§ Stored data
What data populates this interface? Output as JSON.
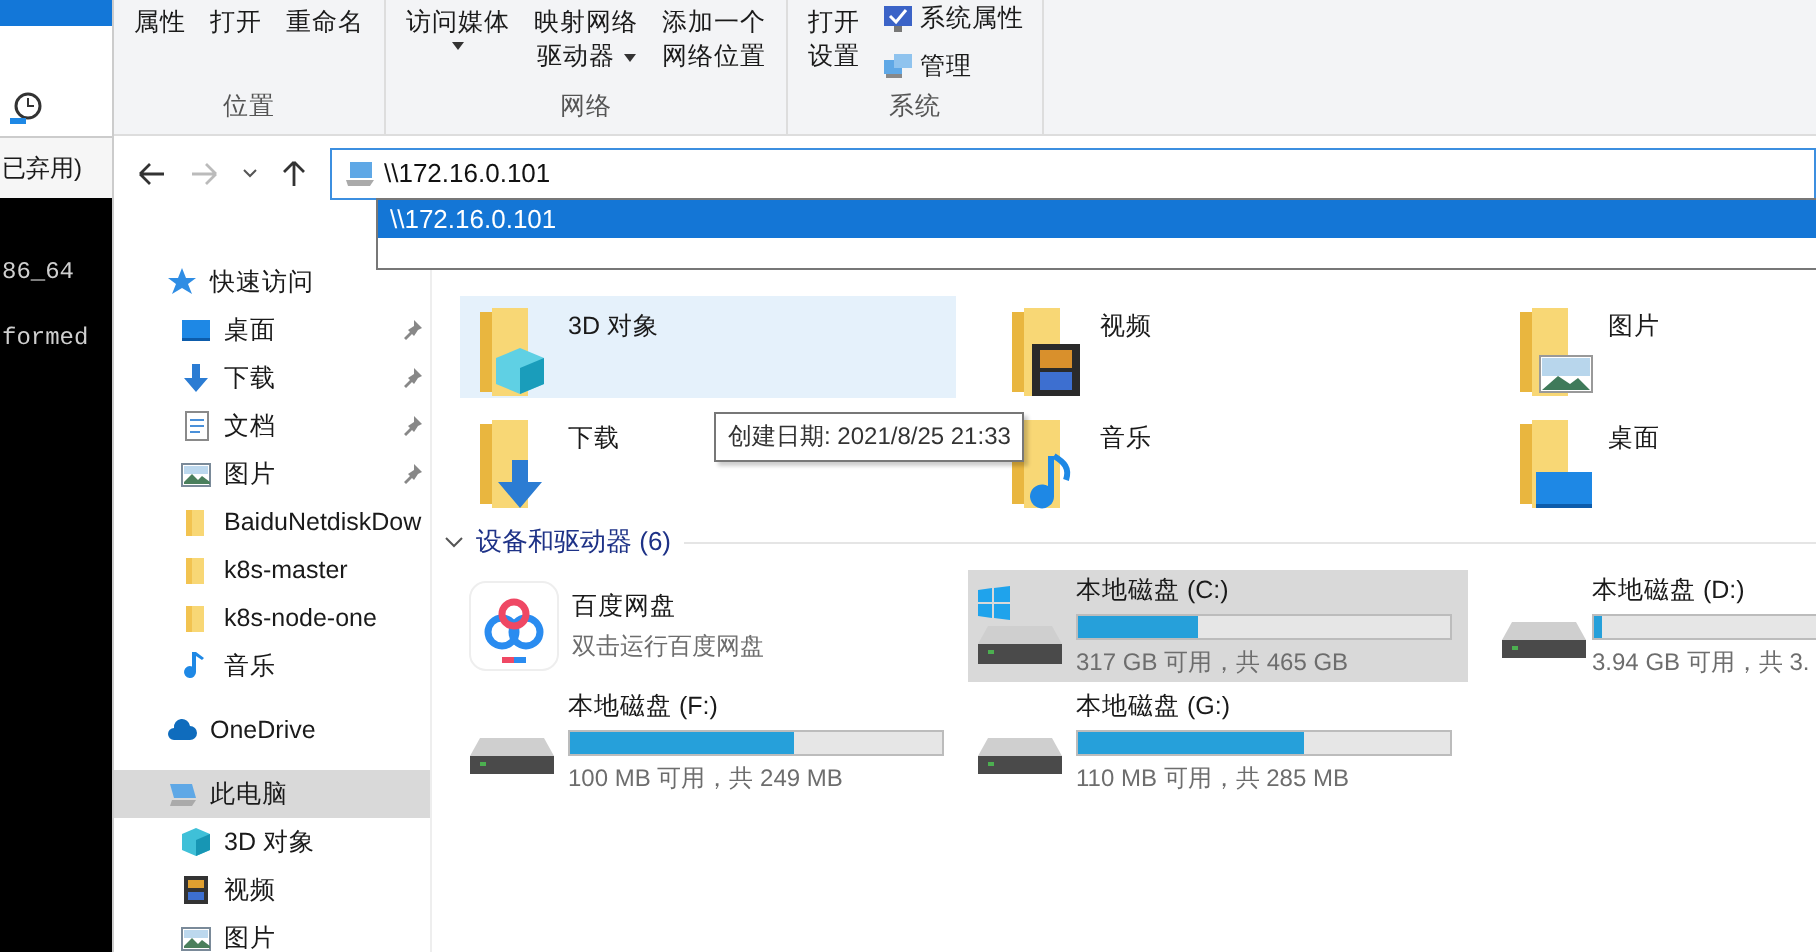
{
  "background_window": {
    "address_fragment": "已弃用)",
    "terminal_lines": [
      "86_64",
      "formed"
    ]
  },
  "ribbon": {
    "groups": [
      {
        "label": "位置",
        "buttons": [
          {
            "kind": "large",
            "lines": [
              "属性"
            ],
            "dropdown": false
          },
          {
            "kind": "large",
            "lines": [
              "打开"
            ],
            "dropdown": false
          },
          {
            "kind": "large",
            "lines": [
              "重命名"
            ],
            "dropdown": false
          }
        ]
      },
      {
        "label": "网络",
        "buttons": [
          {
            "kind": "large",
            "lines": [
              "访问媒体"
            ],
            "dropdown": true
          },
          {
            "kind": "large",
            "lines": [
              "映射网络",
              "驱动器"
            ],
            "dropdown": true
          },
          {
            "kind": "large",
            "lines": [
              "添加一个",
              "网络位置"
            ],
            "dropdown": false
          }
        ]
      },
      {
        "label": "系统",
        "buttons": [
          {
            "kind": "large",
            "lines": [
              "打开",
              "设置"
            ],
            "dropdown": false
          },
          {
            "kind": "small",
            "lines": [
              "系统属性"
            ],
            "dropdown": false
          },
          {
            "kind": "small",
            "lines": [
              "管理"
            ],
            "dropdown": false
          }
        ]
      }
    ]
  },
  "navigation": {
    "back_enabled": true,
    "forward_enabled": false
  },
  "address": {
    "value": "\\\\172.16.0.101"
  },
  "autocomplete": [
    {
      "label": "\\\\172.16.0.101",
      "selected": true
    }
  ],
  "sidebar": {
    "items": [
      {
        "kind": "star",
        "label": "快速访问",
        "selected": false,
        "children": [
          {
            "kind": "desktop",
            "label": "桌面",
            "pinned": true,
            "selected": false
          },
          {
            "kind": "download",
            "label": "下载",
            "pinned": true,
            "selected": false
          },
          {
            "kind": "document",
            "label": "文档",
            "pinned": true,
            "selected": false
          },
          {
            "kind": "picture",
            "label": "图片",
            "pinned": true,
            "selected": false
          },
          {
            "kind": "folder",
            "label": "BaiduNetdiskDow",
            "pinned": false,
            "selected": false
          },
          {
            "kind": "folder",
            "label": "k8s-master",
            "pinned": false,
            "selected": false
          },
          {
            "kind": "folder",
            "label": "k8s-node-one",
            "pinned": false,
            "selected": false
          },
          {
            "kind": "music",
            "label": "音乐",
            "pinned": false,
            "selected": false
          }
        ]
      },
      {
        "kind": "cloud",
        "label": "OneDrive",
        "selected": false
      },
      {
        "kind": "pc",
        "label": "此电脑",
        "selected": true,
        "children": [
          {
            "kind": "cube",
            "label": "3D 对象",
            "pinned": false,
            "selected": false
          },
          {
            "kind": "video",
            "label": "视频",
            "pinned": false,
            "selected": false
          },
          {
            "kind": "picture",
            "label": "图片",
            "pinned": false,
            "selected": false
          }
        ]
      }
    ]
  },
  "folders": [
    {
      "kind": "cube",
      "label": "3D 对象",
      "hovered": true
    },
    {
      "kind": "video",
      "label": "视频",
      "hovered": false
    },
    {
      "kind": "picture",
      "label": "图片",
      "hovered": false
    },
    {
      "kind": "download",
      "label": "下载",
      "hovered": false
    },
    {
      "kind": "music",
      "label": "音乐",
      "hovered": false
    },
    {
      "kind": "desktop",
      "label": "桌面",
      "hovered": false
    }
  ],
  "tooltip": "创建日期: 2021/8/25 21:33",
  "drives_section": {
    "title": "设备和驱动器 (6)",
    "expanded": true
  },
  "drives": [
    {
      "kind": "app",
      "name": "百度网盘",
      "subtitle": "双击运行百度网盘",
      "selected": false
    },
    {
      "kind": "disk",
      "name": "本地磁盘 (C:)",
      "system": true,
      "level": 0.32,
      "reading": "317 GB 可用，共 465 GB",
      "selected": true
    },
    {
      "kind": "disk",
      "name": "本地磁盘 (D:)",
      "system": false,
      "level": 0.02,
      "reading": "3.94 GB 可用，共 3.",
      "selected": false
    },
    {
      "kind": "disk",
      "name": "本地磁盘 (F:)",
      "system": false,
      "level": 0.6,
      "reading": "100 MB 可用，共 249 MB",
      "selected": false
    },
    {
      "kind": "disk",
      "name": "本地磁盘 (G:)",
      "system": false,
      "level": 0.61,
      "reading": "110 MB 可用，共 285 MB",
      "selected": false
    }
  ]
}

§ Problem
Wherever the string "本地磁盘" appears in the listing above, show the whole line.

§ Solution
      "name": "本地磁盘 (C:)",
      "name": "本地磁盘 (D:)",
      "name": "本地磁盘 (F:)",
      "name": "本地磁盘 (G:)",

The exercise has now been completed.